For example, if I’m working on an article like this one, rather than sitting down for a 25-minute Pomodoro saying, “I’m going to edit for 25 minutes,” I set very specific intent: “In the next 25 minutes I’ll clean up the next 500 words and find all the related links.” Otherwise my mind will take any rabbit hole it can find and dive down it.

4—I practice Focusing

I mentioned earlier that when I meditate, I remind my mind—and myself—that it is a part of me, not all of me. Over time, meditation helps me create the inner space I need to notice that I am bigger than my mind. But I’ve found that’s a slow road to managing my chainsaw brain.

An unsupervised chainsaw brain is a mild (and sometimes not-so-mild) form of dissociation. That is, my mind takes over in an effort to protect me from something, by thinking. In the process, my mind takes me out of my body.

Here’s where I tap into the power of my Focusing practice. With Focusing, I can develop a relationship with this thinking part of me, rather than merely passively observing it. I can find out what it is so worried about. And gradually, I can take over the role this worried part has been playing. In other words, Focusing gives me the power to manage my mind rather than letting it manage me.

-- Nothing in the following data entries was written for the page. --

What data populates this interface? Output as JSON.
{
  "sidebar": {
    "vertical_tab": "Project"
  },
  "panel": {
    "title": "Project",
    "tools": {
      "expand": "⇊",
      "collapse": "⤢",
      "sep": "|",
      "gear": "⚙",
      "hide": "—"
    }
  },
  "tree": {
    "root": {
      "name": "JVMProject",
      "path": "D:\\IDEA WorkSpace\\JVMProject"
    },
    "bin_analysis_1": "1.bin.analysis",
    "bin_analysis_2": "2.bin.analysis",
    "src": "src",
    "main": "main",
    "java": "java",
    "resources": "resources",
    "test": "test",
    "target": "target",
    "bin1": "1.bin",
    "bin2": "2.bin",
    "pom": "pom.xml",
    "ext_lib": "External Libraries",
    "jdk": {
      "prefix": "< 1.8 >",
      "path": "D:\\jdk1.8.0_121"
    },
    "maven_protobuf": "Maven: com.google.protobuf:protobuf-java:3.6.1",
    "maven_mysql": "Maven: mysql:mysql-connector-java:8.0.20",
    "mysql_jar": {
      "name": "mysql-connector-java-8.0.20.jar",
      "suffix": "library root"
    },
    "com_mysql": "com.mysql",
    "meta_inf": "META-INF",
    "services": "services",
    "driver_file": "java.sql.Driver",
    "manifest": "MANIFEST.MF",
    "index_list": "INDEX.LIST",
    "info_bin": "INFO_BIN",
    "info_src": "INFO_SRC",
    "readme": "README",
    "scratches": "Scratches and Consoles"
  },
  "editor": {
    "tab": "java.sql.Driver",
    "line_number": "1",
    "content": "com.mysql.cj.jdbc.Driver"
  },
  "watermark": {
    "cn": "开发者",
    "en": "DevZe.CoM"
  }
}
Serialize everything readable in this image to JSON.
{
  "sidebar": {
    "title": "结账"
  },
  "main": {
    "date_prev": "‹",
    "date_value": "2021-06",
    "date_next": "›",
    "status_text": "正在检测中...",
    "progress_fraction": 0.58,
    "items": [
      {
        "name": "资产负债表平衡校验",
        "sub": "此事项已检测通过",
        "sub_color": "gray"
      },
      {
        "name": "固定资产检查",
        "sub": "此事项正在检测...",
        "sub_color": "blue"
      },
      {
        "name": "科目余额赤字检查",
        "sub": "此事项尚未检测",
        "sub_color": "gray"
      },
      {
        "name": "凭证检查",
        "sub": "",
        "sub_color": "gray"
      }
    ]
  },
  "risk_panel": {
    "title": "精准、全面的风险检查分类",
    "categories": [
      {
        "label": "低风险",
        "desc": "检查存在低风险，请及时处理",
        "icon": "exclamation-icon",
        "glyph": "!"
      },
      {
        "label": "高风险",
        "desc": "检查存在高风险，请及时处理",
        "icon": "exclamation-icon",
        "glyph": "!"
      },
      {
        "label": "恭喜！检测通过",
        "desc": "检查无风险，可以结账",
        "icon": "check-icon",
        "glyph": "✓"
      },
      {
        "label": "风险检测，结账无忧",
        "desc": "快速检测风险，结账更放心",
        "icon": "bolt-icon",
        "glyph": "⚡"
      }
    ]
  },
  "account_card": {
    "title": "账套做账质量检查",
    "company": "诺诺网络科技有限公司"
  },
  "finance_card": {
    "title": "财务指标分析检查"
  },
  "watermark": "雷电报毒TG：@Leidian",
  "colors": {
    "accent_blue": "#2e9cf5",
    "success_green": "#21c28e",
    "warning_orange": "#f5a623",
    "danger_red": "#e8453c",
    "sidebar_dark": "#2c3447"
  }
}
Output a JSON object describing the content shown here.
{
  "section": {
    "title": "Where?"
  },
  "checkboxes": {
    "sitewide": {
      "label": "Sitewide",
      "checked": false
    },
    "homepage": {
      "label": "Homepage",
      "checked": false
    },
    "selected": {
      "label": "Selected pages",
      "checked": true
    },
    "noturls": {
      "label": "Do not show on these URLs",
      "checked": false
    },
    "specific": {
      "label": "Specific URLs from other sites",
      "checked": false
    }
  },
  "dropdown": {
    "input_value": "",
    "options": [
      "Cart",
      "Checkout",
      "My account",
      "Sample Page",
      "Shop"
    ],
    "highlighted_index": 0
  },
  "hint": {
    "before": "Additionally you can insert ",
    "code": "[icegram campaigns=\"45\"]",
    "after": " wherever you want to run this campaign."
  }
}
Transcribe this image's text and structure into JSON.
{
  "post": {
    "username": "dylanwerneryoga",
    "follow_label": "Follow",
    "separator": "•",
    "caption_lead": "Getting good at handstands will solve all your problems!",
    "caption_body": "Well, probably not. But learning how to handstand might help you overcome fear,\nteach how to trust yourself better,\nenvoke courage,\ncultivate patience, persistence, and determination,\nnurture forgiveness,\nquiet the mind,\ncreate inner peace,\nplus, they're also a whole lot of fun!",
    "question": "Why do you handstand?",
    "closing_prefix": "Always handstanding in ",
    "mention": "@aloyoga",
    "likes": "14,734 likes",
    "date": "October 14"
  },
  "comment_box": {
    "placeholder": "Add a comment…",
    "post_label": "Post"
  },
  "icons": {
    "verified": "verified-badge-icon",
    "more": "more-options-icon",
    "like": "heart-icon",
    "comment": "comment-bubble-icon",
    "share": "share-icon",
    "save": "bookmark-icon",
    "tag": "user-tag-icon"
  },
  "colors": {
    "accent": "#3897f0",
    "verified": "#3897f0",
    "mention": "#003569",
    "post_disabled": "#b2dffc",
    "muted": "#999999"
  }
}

Going beyond the mind

On a very few occasions, during some of the seven-day Zen meditation retreats I attended years ago, I experienced an absence of thoughts. What a memorable experience…a vast spaciousness, and a sensation like fresh, cool air behind my forehead.

Those Zen retreats were physically painful, but they did make it much easier to focus my mind. The setting, the unvarying schedule—with each transition marked by a bell—and even the clothing we wore minimized the necessity for any thoughts or decisions.

Life outside the zendo, though, presents a formidably greater level of difficulty. Can I find ways to discipline my mind in the midst of the complicated stimuli of every-day life? I’ve needed patience and persistence to set up systems that support my mental focus and discipline, and these practices have certainly helped.

Ultimately, though, even a well-supervised mind cannot answer my deepest questions or solve my most challenging problems. For that, I have to surrender to something greater than myself. I call it the Divine. You may have other words that work better for you, like Mind, or Source, or God, or “the universe.”

I cannot connect to and surrender to this all-encompassing greater beingness, unless my mind is reasonably still, and that only happens when I’m fully present and aware that my mind is not all of me.

Needless to say, this is a never-ending project. In the end, though, it is the mother of all other projects: nothing matters more. For HSPs, this spiritual connection—whatever we call it —is our essential inner compass. Without it, we feel like we are groping in the dark.

Photo: Nickolas Kissam on Unsplash
An earlier version of this article first appeared on April 11, 2016.